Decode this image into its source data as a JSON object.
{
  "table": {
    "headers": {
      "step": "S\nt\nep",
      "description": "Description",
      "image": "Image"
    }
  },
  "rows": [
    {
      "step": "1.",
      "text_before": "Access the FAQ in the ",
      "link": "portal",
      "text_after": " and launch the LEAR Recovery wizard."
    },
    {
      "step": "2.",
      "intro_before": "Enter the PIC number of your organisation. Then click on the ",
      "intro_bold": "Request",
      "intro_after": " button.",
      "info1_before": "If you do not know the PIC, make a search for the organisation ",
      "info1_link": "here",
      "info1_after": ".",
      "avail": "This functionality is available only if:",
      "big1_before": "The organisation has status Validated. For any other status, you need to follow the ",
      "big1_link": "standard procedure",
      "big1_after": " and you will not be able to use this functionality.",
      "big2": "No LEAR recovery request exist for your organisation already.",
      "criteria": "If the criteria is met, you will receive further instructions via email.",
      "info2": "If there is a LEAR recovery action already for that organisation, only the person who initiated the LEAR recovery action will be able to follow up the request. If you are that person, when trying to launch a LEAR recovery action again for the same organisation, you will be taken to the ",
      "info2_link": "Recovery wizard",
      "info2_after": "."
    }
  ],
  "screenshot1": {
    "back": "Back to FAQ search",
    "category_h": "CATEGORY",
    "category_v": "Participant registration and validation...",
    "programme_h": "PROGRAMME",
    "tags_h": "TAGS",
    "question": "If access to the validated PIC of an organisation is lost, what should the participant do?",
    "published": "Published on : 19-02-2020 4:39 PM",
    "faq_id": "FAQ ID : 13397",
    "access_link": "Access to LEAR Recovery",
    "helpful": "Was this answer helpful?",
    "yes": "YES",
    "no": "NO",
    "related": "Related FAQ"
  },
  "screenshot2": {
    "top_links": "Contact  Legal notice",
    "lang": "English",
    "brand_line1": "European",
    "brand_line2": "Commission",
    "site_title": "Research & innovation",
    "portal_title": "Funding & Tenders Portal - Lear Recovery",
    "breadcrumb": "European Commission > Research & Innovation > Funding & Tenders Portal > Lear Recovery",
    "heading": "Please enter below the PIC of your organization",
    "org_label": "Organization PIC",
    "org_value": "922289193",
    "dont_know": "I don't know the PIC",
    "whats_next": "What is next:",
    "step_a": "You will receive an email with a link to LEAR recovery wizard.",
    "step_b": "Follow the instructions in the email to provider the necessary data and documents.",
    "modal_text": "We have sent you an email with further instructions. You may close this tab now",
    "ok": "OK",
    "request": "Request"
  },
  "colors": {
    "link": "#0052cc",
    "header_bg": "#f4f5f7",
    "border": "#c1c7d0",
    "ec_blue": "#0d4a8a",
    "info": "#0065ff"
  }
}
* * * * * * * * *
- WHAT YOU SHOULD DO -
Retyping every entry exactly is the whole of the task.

- FINISHED TASK -
Decode this image into its source data as a JSON object.
{
  "table": {
    "headers": {
      "step": "S\nt\nep",
      "description": "Description",
      "image": "Image"
    }
  },
  "rows": [
    {
      "step": "1.",
      "text_before": "Access the FAQ in the ",
      "link": "portal",
      "text_after": " and launch the LEAR Recovery wizard."
    },
    {
      "step": "2.",
      "intro_before": "Enter the PIC number of your organisation. Then click on the ",
      "intro_bold": "Request",
      "intro_after": " button.",
      "info1_before": "If you do not know the PIC, make a search for the organisation ",
      "info1_link": "here",
      "info1_after": ".",
      "avail": "This functionality is available only if:",
      "big1_before": "The organisation has status Validated. For any other status, you need to follow the ",
      "big1_link": "standard procedure",
      "big1_after": " and you will not be able to use this functionality.",
      "big2": "No LEAR recovery request exist for your organisation already.",
      "criteria": "If the criteria is met, you will receive further instructions via email.",
      "info2": "If there is a LEAR recovery action already for that organisation, only the person who initiated the LEAR recovery action will be able to follow up the request. If you are that person, when trying to launch a LEAR recovery action again for the same organisation, you will be taken to the ",
      "info2_link": "Recovery wizard",
      "info2_after": "."
    }
  ],
  "screenshot1": {
    "back": "Back to FAQ search",
    "category_h": "CATEGORY",
    "category_v": "Participant registration and validation...",
    "programme_h": "PROGRAMME",
    "tags_h": "TAGS",
    "question": "If access to the validated PIC of an organisation is lost, what should the participant do?",
    "published": "Published on : 19-02-2020 4:39 PM",
    "faq_id": "FAQ ID : 13397",
    "access_link": "Access to LEAR Recovery",
    "helpful": "Was this answer helpful?",
    "yes": "YES",
    "no": "NO",
    "related": "Related FAQ"
  },
  "screenshot2": {
    "top_links": "Contact  Legal notice",
    "lang": "English",
    "brand_line1": "European",
    "brand_line2": "Commission",
    "site_title": "Research & innovation",
    "portal_title": "Funding & Tenders Portal - Lear Recovery",
    "breadcrumb": "European Commission > Research & Innovation > Funding & Tenders Portal > Lear Recovery",
    "heading": "Please enter below the PIC of your organization",
    "org_label": "Organization PIC",
    "org_value": "922289193",
    "dont_know": "I don't know the PIC",
    "whats_next": "What is next:",
    "step_a": "You will receive an email with a link to LEAR recovery wizard.",
    "step_b": "Follow the instructions in the email to provider the necessary data and documents.",
    "modal_text": "We have sent you an email with further instructions. You may close this tab now",
    "ok": "OK",
    "request": "Request"
  },
  "colors": {
    "link": "#0052cc",
    "header_bg": "#f4f5f7",
    "border": "#c1c7d0",
    "ec_blue": "#0d4a8a",
    "info": "#0065ff"
  }
}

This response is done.